City Manager Mike Matthes and Mayor Bob McDavid have floated the idea of increasing Columbia's tax on hotel and motel rooms to 7 percent, up from the current 4 percent, and using the extra revenue to pay for a better terminal building at Columbia Regional Airport.
The idea would be subject to voter approval. Columbia Public Communications Director Toni Messina, however, said the tax question probably won't appear on a ballot until the city arranges flights to more destinations.
The Missouri House of Representatives passed House Bill 1431 earlier this month. The bill originally focused on extending a tax exemption for the sale of jet fuel until 2023. Rep. Stephen Webber, D-Columbia, shepherded an amendment through the House that authorizes Columbia to seek a higher lodging tax.

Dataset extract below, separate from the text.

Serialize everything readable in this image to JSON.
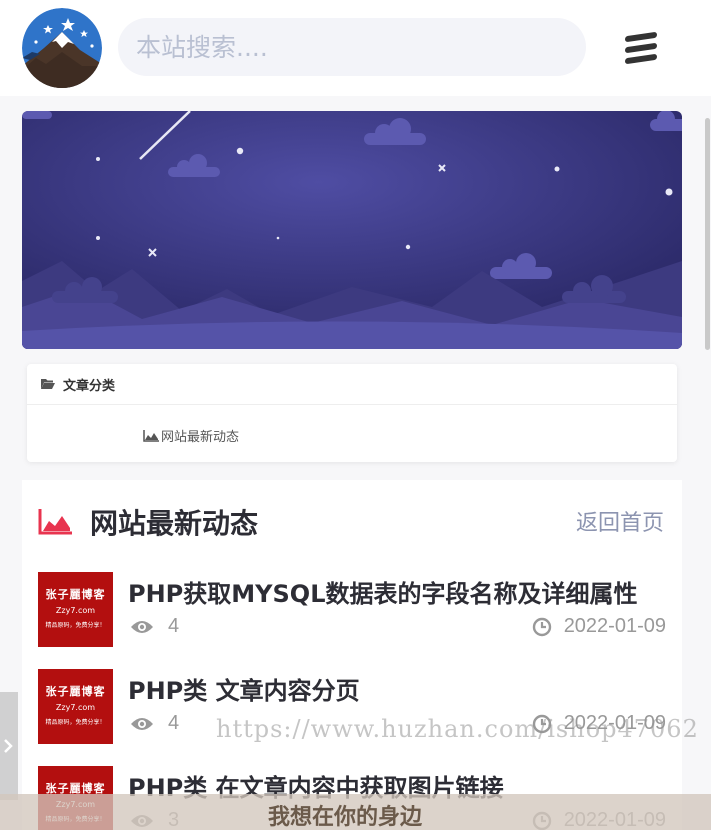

"I think the important thing is that (voters) realize that they have the control of this," Webber said. "If we authorize it, and the voters say no, then the voters say no."
The state Senate has yet to take any action on the bill. Sen. Kurt Schaefer, R-Columbia, also emphasized that if the bill is approved, Columbia voters still would have the final say.
"It's not the General Assembly telling them what they have to do; It's giving the municipality the ability to take it to the people," he said.
City officials announced on March 2 that Delta Air Lines Inc. would begin offering daily flights between Columbia and Hartsfield-Jackson Atlanta International Airport on June 7, while continuing two flights per day to and from Memphis International Airport. Messina said the city isn't finished looking for destinations.
"We're continuing to hunt for more places to fly to, and I think once we get maybe another two or even three more destinations, it will be time to see how well the terminal is serving the flying public and then make a decision about putting (the lodging tax) proposal on the ballot," Messina said.
"We certainly want to be able to attract more businesses to the area, and one of the things that is really important to businesses is their ability to get quick air service to the destinations they need," Messina said.
Representatives of the local lodging industry have opposed the idea of a higher tax on hotel and motel rooms, saying it could drive away customers.
Messina said there is a lot of room for potential growth in the number of travelers now that MU has joined the Southeastern Conference.